◆ **Exercise prompt**
Where a line of the entries holds the string "this", copy that line.

Data entries
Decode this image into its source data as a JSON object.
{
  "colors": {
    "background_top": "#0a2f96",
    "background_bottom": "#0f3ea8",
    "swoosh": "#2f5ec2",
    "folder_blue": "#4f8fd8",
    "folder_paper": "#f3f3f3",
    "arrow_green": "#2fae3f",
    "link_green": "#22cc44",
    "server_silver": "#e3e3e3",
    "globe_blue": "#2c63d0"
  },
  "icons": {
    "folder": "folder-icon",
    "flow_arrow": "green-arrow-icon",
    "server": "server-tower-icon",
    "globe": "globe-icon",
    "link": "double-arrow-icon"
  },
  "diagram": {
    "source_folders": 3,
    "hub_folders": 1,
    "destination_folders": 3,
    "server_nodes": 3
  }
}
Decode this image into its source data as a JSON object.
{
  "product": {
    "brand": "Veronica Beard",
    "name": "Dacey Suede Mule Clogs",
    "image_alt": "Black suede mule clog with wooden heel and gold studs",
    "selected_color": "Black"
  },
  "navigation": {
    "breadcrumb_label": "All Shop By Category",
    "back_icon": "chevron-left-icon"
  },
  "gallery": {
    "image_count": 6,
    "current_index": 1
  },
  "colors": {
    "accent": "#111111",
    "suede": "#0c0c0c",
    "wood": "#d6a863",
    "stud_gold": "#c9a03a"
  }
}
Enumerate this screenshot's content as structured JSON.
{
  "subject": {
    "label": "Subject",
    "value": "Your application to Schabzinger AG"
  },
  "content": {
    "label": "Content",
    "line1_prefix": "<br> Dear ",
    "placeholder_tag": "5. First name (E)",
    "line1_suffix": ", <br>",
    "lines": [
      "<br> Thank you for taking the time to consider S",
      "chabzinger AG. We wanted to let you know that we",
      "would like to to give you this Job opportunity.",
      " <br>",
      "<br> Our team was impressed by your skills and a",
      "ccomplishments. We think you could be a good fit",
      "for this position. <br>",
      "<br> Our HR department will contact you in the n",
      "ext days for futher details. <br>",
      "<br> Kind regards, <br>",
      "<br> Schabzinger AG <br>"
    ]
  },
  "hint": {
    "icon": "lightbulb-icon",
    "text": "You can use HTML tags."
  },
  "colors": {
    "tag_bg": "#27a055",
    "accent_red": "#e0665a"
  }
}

◆ **Exercise solution**
Decode this image into its source data as a JSON object.
Decode this image into its source data as a JSON object.
Enumerate this screenshot's content as structured JSON.
      "would like to to give you this Job opportunity.",
      "for this position. <br>",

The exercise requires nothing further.